Data:
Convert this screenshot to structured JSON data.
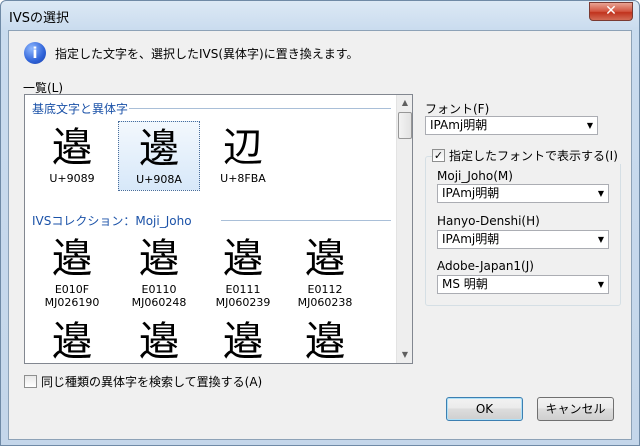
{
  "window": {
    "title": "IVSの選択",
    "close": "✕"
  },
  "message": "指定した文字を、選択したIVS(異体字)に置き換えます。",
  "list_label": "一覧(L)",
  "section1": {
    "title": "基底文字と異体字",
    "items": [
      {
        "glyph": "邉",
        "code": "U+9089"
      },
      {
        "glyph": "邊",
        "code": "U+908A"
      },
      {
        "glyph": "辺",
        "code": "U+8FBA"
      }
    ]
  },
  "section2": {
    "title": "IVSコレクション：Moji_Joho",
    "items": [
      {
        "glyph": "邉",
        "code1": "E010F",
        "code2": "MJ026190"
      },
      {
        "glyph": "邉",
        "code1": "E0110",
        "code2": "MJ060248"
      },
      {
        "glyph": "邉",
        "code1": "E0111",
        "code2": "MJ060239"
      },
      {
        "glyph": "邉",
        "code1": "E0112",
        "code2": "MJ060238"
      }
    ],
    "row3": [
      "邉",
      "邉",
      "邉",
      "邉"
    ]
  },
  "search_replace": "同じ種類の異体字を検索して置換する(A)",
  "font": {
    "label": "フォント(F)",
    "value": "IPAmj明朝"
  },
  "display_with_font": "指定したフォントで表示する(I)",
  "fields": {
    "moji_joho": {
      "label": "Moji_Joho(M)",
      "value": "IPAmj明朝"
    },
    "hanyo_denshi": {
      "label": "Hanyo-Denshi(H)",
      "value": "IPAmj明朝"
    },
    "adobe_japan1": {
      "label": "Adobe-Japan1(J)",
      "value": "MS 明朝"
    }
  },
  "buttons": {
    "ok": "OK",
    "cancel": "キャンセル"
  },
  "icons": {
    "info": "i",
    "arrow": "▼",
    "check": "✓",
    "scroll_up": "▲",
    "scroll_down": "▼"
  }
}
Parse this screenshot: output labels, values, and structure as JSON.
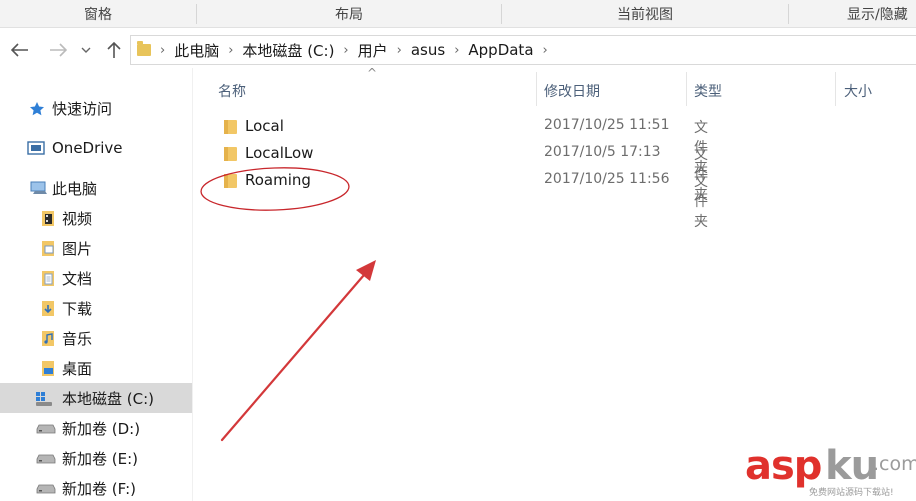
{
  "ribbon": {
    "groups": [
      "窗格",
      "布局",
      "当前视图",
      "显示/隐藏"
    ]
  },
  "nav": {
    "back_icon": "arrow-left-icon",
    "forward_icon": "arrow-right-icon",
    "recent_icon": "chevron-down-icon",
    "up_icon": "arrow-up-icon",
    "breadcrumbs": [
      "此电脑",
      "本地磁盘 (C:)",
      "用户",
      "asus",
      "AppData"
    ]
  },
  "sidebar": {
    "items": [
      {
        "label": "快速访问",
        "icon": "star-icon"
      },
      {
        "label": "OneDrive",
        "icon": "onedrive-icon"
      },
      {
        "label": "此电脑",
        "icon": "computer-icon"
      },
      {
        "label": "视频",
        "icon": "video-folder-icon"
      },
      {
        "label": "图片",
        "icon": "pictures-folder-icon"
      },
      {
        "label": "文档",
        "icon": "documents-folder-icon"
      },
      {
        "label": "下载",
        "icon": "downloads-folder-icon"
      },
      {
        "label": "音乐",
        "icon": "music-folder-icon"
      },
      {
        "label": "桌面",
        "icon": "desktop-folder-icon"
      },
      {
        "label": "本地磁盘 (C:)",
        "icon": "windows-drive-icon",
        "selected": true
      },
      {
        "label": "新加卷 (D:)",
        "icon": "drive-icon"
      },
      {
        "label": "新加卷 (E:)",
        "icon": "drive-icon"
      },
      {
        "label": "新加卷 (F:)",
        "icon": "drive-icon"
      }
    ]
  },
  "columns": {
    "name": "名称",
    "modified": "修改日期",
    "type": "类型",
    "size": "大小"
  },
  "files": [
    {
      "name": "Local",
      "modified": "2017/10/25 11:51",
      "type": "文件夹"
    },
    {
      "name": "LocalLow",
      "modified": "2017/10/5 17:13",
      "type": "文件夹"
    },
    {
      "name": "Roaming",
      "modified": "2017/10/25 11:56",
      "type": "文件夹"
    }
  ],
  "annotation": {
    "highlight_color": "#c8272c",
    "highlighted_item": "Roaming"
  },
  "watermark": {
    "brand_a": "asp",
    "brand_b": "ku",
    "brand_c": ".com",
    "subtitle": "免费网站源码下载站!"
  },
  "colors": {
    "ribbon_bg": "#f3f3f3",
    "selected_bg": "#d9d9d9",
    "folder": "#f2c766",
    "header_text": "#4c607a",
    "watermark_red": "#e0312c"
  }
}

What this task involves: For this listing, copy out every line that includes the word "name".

Response area:
    "name": "名称",
      "name": "Local",
      "name": "LocalLow",
      "name": "Roaming",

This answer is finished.